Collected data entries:
....................

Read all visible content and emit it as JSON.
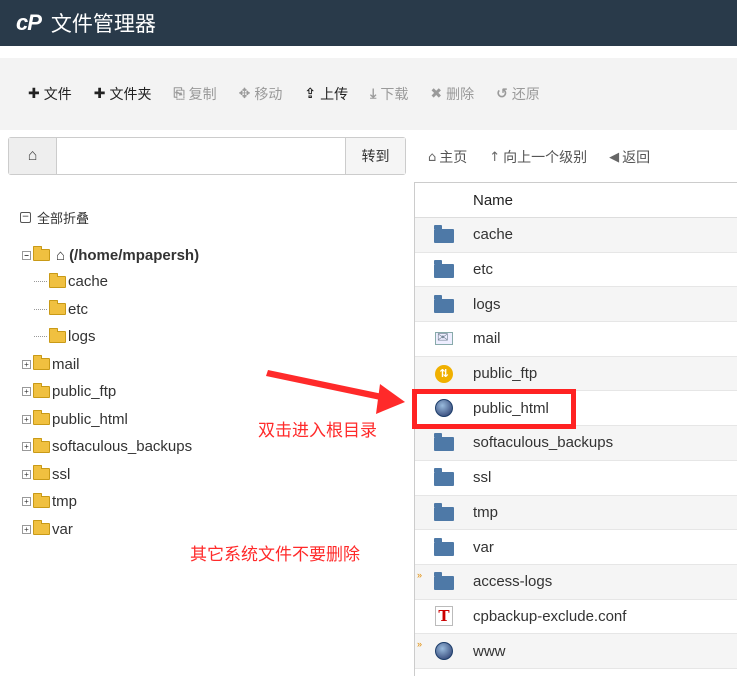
{
  "header": {
    "logo": "cP",
    "title": "文件管理器"
  },
  "toolbar": {
    "new_file": "文件",
    "new_folder": "文件夹",
    "copy": "复制",
    "move": "移动",
    "upload": "上传",
    "download": "下载",
    "delete": "删除",
    "restore": "还原"
  },
  "pathbar": {
    "value": "",
    "go_label": "转到"
  },
  "nav": {
    "home": "主页",
    "up": "向上一个级别",
    "back": "返回"
  },
  "tree": {
    "collapse_label": "全部折叠",
    "root_label": "(/home/mpapersh)",
    "items": [
      {
        "label": "cache",
        "expandable": false
      },
      {
        "label": "etc",
        "expandable": false
      },
      {
        "label": "logs",
        "expandable": false
      },
      {
        "label": "mail",
        "expandable": true
      },
      {
        "label": "public_ftp",
        "expandable": true
      },
      {
        "label": "public_html",
        "expandable": true
      },
      {
        "label": "softaculous_backups",
        "expandable": true
      },
      {
        "label": "ssl",
        "expandable": true
      },
      {
        "label": "tmp",
        "expandable": true
      },
      {
        "label": "var",
        "expandable": true
      }
    ]
  },
  "filelist": {
    "header_name": "Name",
    "rows": [
      {
        "name": "cache",
        "icon": "folder-icon"
      },
      {
        "name": "etc",
        "icon": "folder-icon"
      },
      {
        "name": "logs",
        "icon": "folder-icon"
      },
      {
        "name": "mail",
        "icon": "mail-icon"
      },
      {
        "name": "public_ftp",
        "icon": "ftp-icon"
      },
      {
        "name": "public_html",
        "icon": "globe-icon"
      },
      {
        "name": "softaculous_backups",
        "icon": "folder-icon"
      },
      {
        "name": "ssl",
        "icon": "folder-icon"
      },
      {
        "name": "tmp",
        "icon": "folder-icon"
      },
      {
        "name": "var",
        "icon": "folder-icon"
      },
      {
        "name": "access-logs",
        "icon": "folder-icon"
      },
      {
        "name": "cpbackup-exclude.conf",
        "icon": "text-file-icon"
      },
      {
        "name": "www",
        "icon": "globe-icon"
      }
    ]
  },
  "annotations": {
    "double_click_hint": "双击进入根目录",
    "warning": "其它系统文件不要删除"
  },
  "colors": {
    "header_bg": "#293a4a",
    "annotation_red": "#ff2222"
  }
}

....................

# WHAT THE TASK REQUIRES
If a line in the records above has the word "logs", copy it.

# THE COMPLETED TASK
        "label": "logs",
        "name": "logs",
        "name": "access-logs",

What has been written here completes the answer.